(Entries from a dataset of interfaces)
-- Opening Marker --

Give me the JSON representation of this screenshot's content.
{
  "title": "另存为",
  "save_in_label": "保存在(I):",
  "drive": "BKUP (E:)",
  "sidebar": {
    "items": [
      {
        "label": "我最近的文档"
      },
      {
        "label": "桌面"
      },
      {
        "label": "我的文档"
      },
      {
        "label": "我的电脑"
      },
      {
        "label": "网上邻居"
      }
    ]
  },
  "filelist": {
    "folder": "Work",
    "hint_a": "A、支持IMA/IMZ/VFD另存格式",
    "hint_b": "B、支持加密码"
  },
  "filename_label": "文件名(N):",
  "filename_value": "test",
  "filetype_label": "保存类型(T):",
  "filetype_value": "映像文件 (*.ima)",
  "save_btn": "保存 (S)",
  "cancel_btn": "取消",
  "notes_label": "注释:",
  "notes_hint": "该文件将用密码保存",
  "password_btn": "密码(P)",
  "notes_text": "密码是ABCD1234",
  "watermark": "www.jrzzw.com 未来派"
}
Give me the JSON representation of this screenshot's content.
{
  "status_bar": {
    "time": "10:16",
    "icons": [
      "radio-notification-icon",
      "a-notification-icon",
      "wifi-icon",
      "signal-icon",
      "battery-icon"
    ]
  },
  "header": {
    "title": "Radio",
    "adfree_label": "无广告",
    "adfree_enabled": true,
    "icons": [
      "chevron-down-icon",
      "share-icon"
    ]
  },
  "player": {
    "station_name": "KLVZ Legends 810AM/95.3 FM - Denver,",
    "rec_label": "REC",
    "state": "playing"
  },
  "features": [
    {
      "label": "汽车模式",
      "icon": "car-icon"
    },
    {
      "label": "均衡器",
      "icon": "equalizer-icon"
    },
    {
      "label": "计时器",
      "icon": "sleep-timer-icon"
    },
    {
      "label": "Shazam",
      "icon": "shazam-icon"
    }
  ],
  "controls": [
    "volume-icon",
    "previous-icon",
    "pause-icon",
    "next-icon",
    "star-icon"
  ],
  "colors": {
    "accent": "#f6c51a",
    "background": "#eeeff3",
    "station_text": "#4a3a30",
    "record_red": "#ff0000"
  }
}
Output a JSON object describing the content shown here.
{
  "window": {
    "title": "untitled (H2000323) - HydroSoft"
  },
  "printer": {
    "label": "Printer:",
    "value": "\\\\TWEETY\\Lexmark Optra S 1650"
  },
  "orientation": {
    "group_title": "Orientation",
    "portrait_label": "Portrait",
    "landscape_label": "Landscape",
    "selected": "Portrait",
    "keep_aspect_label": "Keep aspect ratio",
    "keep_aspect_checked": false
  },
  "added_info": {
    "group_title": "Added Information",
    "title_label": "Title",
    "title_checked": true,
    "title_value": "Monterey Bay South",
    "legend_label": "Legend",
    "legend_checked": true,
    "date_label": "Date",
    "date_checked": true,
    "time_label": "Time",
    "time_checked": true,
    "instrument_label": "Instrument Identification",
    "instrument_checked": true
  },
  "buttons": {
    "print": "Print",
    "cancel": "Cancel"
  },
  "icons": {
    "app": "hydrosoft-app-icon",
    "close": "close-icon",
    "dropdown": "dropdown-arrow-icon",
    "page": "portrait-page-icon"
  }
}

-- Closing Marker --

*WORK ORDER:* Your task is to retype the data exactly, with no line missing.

*EXERCISE ANSWER:*
Give me the JSON representation of this screenshot's content.
{
  "title": "另存为",
  "save_in_label": "保存在(I):",
  "drive": "BKUP (E:)",
  "sidebar": {
    "items": [
      {
        "label": "我最近的文档"
      },
      {
        "label": "桌面"
      },
      {
        "label": "我的文档"
      },
      {
        "label": "我的电脑"
      },
      {
        "label": "网上邻居"
      }
    ]
  },
  "filelist": {
    "folder": "Work",
    "hint_a": "A、支持IMA/IMZ/VFD另存格式",
    "hint_b": "B、支持加密码"
  },
  "filename_label": "文件名(N):",
  "filename_value": "test",
  "filetype_label": "保存类型(T):",
  "filetype_value": "映像文件 (*.ima)",
  "save_btn": "保存 (S)",
  "cancel_btn": "取消",
  "notes_label": "注释:",
  "notes_hint": "该文件将用密码保存",
  "password_btn": "密码(P)",
  "notes_text": "密码是ABCD1234",
  "watermark": "www.jrzzw.com 未来派"
}
Give me the JSON representation of this screenshot's content.
{
  "status_bar": {
    "time": "10:16",
    "icons": [
      "radio-notification-icon",
      "a-notification-icon",
      "wifi-icon",
      "signal-icon",
      "battery-icon"
    ]
  },
  "header": {
    "title": "Radio",
    "adfree_label": "无广告",
    "adfree_enabled": true,
    "icons": [
      "chevron-down-icon",
      "share-icon"
    ]
  },
  "player": {
    "station_name": "KLVZ Legends 810AM/95.3 FM - Denver,",
    "rec_label": "REC",
    "state": "playing"
  },
  "features": [
    {
      "label": "汽车模式",
      "icon": "car-icon"
    },
    {
      "label": "均衡器",
      "icon": "equalizer-icon"
    },
    {
      "label": "计时器",
      "icon": "sleep-timer-icon"
    },
    {
      "label": "Shazam",
      "icon": "shazam-icon"
    }
  ],
  "controls": [
    "volume-icon",
    "previous-icon",
    "pause-icon",
    "next-icon",
    "star-icon"
  ],
  "colors": {
    "accent": "#f6c51a",
    "background": "#eeeff3",
    "station_text": "#4a3a30",
    "record_red": "#ff0000"
  }
}
Output a JSON object describing the content shown here.
{
  "window": {
    "title": "untitled (H2000323) - HydroSoft"
  },
  "printer": {
    "label": "Printer:",
    "value": "\\\\TWEETY\\Lexmark Optra S 1650"
  },
  "orientation": {
    "group_title": "Orientation",
    "portrait_label": "Portrait",
    "landscape_label": "Landscape",
    "selected": "Portrait",
    "keep_aspect_label": "Keep aspect ratio",
    "keep_aspect_checked": false
  },
  "added_info": {
    "group_title": "Added Information",
    "title_label": "Title",
    "title_checked": true,
    "title_value": "Monterey Bay South",
    "legend_label": "Legend",
    "legend_checked": true,
    "date_label": "Date",
    "date_checked": true,
    "time_label": "Time",
    "time_checked": true,
    "instrument_label": "Instrument Identification",
    "instrument_checked": true
  },
  "buttons": {
    "print": "Print",
    "cancel": "Cancel"
  },
  "icons": {
    "app": "hydrosoft-app-icon",
    "close": "close-icon",
    "dropdown": "dropdown-arrow-icon",
    "page": "portrait-page-icon"
  }
}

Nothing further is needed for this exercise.